NEW: At least 4 protesters are arrested Wednesday night
Scott family attorney: We still have concerns and questions
Scott's DNA was found on the grip of a gun found at the scene, DA says
In response, about 100 protesters marched through downtown’s streets Wednesday night to share their disappointment. Though they carried signs continuing to express outrage – containing messages like “How to get away with murder: become a cop” – the rally was tamer. Police and the press outnumbered protesters, according to CNN’s Ryan Young.
A two-month investigation determined that Charlotte-Mecklenburg police Officer Brentley Vinson was justified in shooting Keith Lamont Scott in an apartment complex parking lot. Mecklenburg County District Attorney Andrew Murray said he didn’t reach the conclusions alone; a total of 15 prosecutors unanimously agreed with the decision.
The killing led to heated protests and divided the city of Charlotte. Compared to previous demonstrations over Scott’s death, a smaller crowd turned out Wednesday night, about 100 people. At least four people were arrested as police tried to corral protesters off the streets, three for obstructing traffic.
But the protesters’ message was the same as before.
“Stop killing black people,” some protesters’ T-shirts read.
“How to get away with murder: Become a cop,” said the signs.
“If we don’t get no justice then you don’t get no peace,” they chanted.
Setting the record straight
In his hourlong announcement, the district attorney rejected a series of “erroneous claims” made shortly after the shooting. He said those narratives fueled widespread misconceptions about what actually happened.
– Scott’s relatives said he didn’t have a gun, but “all the credible evidence” led to the conclusion that Scott was armed, Murray said. He said Scott’s DNA was on the grip of a gun found at the scene.
Murray also said at least three officers reported seeing Scott holding a gun before he was shot, though dashcam video did not show that detail.
– Shortly before the shooting, Scott visited a local convenience store. There, surveillance video showed a bulge around Scott’s ankle that was consistent with the holster and gun later described by officers, Murray said.
Protesters had initially repeated the remarks of a woman who claimed to have seen a white officer shoot Scott. Later, however, the woman told investigators she hadn’t actually seen the shooting, according to Murray. He noted that Vinson, who is black, was the only officer who shot Scott. He said an analysis of the other officers’ guns showed those guns were fully loaded, while Vinson’s gun was missing several bullets.
Murray said Vinson, who is black, was the only officer who shot Scott. He said an analysis of the other officers’ guns showed those guns were fully loaded, while Vinson’s gun was missing several bullets.
Likewise, Scott’s daughter posted a video on Facebook Live after the shooting that said her father was reading a book inside his car.

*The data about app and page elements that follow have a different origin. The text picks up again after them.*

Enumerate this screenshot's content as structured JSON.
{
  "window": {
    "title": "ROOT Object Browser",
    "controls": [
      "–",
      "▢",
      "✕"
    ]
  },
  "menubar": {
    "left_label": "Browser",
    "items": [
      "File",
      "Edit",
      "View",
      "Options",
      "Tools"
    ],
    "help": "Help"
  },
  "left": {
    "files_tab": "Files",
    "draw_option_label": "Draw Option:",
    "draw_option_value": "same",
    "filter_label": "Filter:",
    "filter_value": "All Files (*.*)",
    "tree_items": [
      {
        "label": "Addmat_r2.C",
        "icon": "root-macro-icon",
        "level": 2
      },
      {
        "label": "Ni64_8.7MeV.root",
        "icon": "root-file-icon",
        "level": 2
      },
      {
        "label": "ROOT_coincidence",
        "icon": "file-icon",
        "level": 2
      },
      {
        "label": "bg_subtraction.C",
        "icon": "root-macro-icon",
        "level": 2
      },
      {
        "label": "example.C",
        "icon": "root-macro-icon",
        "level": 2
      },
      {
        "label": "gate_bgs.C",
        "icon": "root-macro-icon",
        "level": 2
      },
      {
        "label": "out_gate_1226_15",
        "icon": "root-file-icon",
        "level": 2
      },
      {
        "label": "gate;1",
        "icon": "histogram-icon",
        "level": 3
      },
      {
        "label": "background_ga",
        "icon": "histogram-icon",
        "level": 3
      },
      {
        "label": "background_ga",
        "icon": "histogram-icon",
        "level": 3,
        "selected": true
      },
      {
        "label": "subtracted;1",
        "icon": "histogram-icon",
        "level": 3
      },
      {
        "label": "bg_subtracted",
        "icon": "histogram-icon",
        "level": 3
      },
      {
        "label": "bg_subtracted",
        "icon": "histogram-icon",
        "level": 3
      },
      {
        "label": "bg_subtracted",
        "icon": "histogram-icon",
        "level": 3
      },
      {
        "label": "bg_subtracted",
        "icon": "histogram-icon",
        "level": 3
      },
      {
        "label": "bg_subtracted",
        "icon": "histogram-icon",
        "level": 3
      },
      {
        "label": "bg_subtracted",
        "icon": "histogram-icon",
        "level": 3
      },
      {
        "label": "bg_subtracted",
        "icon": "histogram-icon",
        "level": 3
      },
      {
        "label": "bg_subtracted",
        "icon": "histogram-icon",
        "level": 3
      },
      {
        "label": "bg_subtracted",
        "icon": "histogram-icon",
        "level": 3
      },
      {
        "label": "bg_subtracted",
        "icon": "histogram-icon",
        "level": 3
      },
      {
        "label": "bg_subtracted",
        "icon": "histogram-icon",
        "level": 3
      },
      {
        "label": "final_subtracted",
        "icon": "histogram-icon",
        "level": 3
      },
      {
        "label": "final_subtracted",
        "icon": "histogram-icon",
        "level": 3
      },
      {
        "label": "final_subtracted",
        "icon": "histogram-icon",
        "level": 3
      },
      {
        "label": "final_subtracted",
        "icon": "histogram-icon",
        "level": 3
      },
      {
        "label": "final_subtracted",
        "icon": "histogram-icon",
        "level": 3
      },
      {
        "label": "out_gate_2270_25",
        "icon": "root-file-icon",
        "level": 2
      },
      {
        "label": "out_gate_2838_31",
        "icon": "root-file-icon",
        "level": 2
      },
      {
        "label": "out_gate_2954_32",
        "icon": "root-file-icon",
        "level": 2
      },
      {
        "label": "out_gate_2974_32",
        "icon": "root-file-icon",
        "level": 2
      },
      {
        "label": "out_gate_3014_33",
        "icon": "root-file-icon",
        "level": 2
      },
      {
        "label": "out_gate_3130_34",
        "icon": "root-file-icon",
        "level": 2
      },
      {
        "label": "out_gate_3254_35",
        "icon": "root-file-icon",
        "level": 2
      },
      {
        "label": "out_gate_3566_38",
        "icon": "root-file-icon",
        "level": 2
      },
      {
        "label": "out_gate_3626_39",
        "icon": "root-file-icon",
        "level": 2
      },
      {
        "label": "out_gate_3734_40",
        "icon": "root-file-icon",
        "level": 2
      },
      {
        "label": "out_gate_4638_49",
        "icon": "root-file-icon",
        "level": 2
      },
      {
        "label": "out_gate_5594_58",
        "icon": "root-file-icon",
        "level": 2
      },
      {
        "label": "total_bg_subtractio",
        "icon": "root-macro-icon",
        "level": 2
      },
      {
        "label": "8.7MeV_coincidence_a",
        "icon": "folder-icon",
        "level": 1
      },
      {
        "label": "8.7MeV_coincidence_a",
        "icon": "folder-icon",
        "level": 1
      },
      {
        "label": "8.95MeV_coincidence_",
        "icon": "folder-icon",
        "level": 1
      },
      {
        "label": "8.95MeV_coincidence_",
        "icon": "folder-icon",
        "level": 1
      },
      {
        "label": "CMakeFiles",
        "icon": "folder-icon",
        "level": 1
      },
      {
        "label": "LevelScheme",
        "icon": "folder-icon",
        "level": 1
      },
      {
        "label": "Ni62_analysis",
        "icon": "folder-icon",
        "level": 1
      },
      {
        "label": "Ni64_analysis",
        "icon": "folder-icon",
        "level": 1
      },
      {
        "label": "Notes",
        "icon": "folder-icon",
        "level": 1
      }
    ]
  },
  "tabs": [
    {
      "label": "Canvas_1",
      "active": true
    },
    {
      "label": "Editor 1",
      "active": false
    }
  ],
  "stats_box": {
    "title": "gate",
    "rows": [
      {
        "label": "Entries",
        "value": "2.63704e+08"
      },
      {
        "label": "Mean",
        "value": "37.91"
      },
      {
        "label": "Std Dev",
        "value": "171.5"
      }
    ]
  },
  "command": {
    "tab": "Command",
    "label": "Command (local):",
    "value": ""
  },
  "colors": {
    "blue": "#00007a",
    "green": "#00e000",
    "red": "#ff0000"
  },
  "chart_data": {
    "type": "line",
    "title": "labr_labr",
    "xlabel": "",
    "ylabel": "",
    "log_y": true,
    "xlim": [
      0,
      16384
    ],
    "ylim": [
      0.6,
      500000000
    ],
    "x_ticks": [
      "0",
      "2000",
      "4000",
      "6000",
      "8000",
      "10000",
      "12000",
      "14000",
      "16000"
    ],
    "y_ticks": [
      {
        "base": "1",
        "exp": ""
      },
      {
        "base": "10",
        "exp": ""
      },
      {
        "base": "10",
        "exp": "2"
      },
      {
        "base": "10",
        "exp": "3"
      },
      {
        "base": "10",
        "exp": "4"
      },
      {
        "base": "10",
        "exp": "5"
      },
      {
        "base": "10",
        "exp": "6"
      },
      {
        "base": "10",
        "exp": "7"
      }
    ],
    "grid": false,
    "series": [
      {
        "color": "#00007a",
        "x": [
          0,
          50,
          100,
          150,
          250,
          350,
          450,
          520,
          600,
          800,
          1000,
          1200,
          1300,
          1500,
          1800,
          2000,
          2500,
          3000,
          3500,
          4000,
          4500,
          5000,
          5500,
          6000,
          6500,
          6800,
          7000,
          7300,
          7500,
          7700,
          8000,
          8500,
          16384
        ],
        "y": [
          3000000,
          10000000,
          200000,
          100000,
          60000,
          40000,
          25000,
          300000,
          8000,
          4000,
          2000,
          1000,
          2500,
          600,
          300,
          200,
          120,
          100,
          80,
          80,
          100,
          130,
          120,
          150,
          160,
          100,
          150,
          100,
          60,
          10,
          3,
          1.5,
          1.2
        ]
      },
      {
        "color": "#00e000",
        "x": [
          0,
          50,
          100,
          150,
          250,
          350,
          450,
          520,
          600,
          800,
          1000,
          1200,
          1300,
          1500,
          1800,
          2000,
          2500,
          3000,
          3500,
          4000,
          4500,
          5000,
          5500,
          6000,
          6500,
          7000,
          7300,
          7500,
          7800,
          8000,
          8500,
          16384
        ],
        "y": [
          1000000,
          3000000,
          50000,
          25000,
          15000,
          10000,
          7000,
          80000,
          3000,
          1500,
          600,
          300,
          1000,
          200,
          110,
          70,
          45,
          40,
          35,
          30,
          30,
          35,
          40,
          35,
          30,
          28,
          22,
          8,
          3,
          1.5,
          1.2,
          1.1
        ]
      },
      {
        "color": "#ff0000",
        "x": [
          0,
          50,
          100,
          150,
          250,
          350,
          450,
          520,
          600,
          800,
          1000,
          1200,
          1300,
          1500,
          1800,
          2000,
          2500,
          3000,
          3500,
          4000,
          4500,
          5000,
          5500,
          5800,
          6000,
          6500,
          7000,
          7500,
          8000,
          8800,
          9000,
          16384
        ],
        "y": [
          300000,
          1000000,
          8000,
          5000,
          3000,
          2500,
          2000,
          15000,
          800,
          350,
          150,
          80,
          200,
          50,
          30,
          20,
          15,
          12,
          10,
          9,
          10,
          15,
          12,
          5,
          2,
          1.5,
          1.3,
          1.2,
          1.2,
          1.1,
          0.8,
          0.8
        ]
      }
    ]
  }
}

But the daughter wasn’t a witness and no book was found at the scene, Murray said.
The prosecutor said that officers told Scott at least 10 times to drop the weapon before Vinson opened fire.
Murray said that while criminal charges are not appropriate, “I know some are going to be frustrated.”
He said he met with Scott’s family Wednesday morning to tell them about his decision and said the family was “extremely gracious.”
Scott’s family attorneys: Our work isn’t over
While Vinson won’t face charges, Scott family attorney Charles Monnett said the decision “doesn’t end our inquiry.”
“We still have concerns,” Monnett said. “We still have real questions about what decisions were made that day,” such as whether police could have used better de-escalation techniques that may have prevented Scott’s death.
Another Scott family attorney, Justin Bamberg, acknowledged that “it’s safe to say he did have a gun on his person,” but there was no definitive proof that he had the gun in his hand.
The district attorney said while police reported seeing Scott with both marijuana and a gun, there was no evidence to show Scott raised the gun. Regardless, Murray said, Scott “could have raised his gun at any point” to shoot officers.
Two months of tensions
Scott’s death sparked massive protests – sometimes violent – and fueled the national debate about whether police are too quick to use deadly force, particularly against black men.
The fact that the officer is also black doesn’t matter, some Charlotte residents said.
The deadly encounter started when police said they were looking for a person with an outstanding warrant at an apartment complex. That’s when Scott, 43, exited a vehicle with a gun.
After widespread demands for the release of dashcam video, officials released the footage in October. But it didn’t tell the complete story, such as whether Scott was holding or raising a gun.
The police footage shows an officer in plain clothes with his weapon drawn on Scott. As Scott exits an SUV, he begins walking backward, prompting Vinson to fire four times.
Video taken by Scott’s widow shows a different perspective of what happened – but also doesn’t tell the complete story.
In that video, a man repeatedly yells for someone – apparently Scott – to “drop the gun.”
“He doesn’t have a gun. He has a TBI (traumatic brain injury),” Rakeyia Scott says, referencing an injury Scott suffered in a motorcycle accident. “He’s not going to do anything to you guys. He just took his medicine.”
Tests of Scott’s blood indicated the presence of diazepam, amantadine, babapentin, nicotine, nordiazepam and promethazine. Scott’s family attorney said the drugs were being used to treat Scott’s traumatic brain injury.
CNN’s Emanuella Grinberg, Shawn Nottingham and Ryan Rios contributed to this report.